A key question in development economics is the relation between a country’s financial system and its economic development. The empirical literature addressing this question has focused on the role of banks and stock markets in providing the financing to the commercial sector. This approach is motivated by the fact that in a perfectly functioning financial market the financing should be from financial intermediaries and markets that specialize in the supply of external finance.
In this paper, we broaden the focus and ask whether the state of development of a country’s financial system and its legal system affect the provision of short-term capital by corporations.
Even in well developed market economies, such as the United States, the supply of capital is frequently bundled with the supply of goods, in the form of trade credit, and vendor financing more generally. Lee and Stowe (1993) calculate that the amount of trade credit in 1985 "far exceeded the business lending of the entire banking system." Rajan and Zingales (1995) present evidence that 18% of the total assets of US firms in 1991 consists of accounts receivable funds loaned to customers. In countries such as Germany, France and Italy, trade credit exceeds a quarter of total corporate assets.

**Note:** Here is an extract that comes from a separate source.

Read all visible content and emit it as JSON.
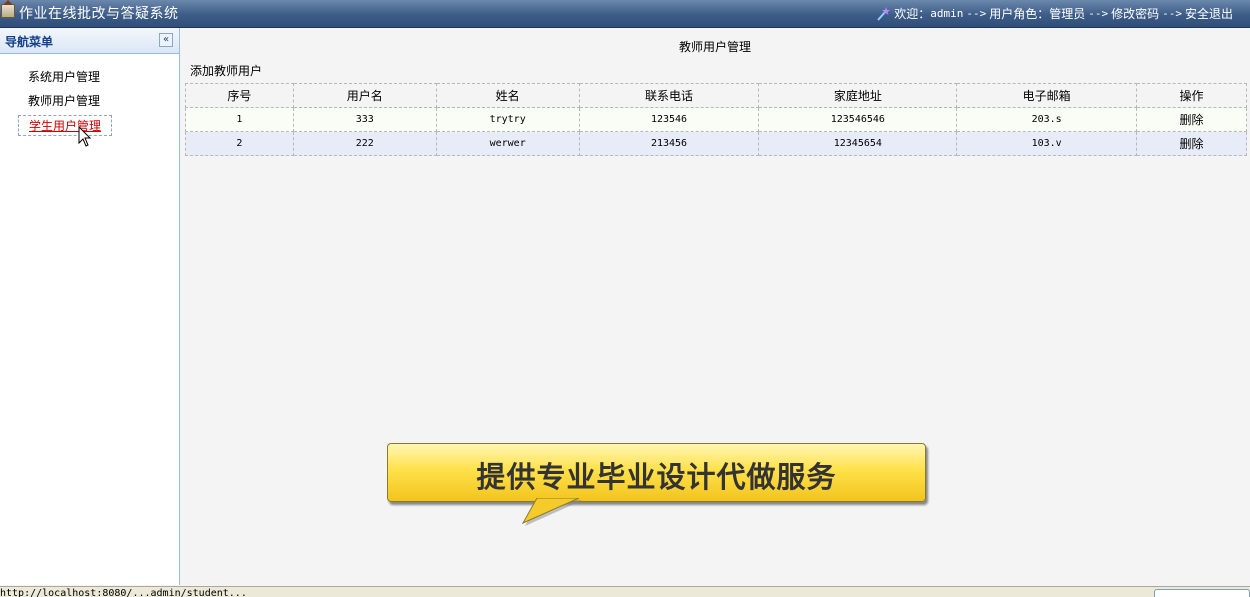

While the use of trade credit is wide-spread, the reasons for its use is not well understood. Much of the existing theoretical literature on trade credit has focused on explaining its use in developed economies, such as that of the United States. The research question has been to explain why it is efficient for non financial corporations in a well developed market system to act as financial intermediaries and advance credit when there exists a financial sector that already specializes in the provision of capital.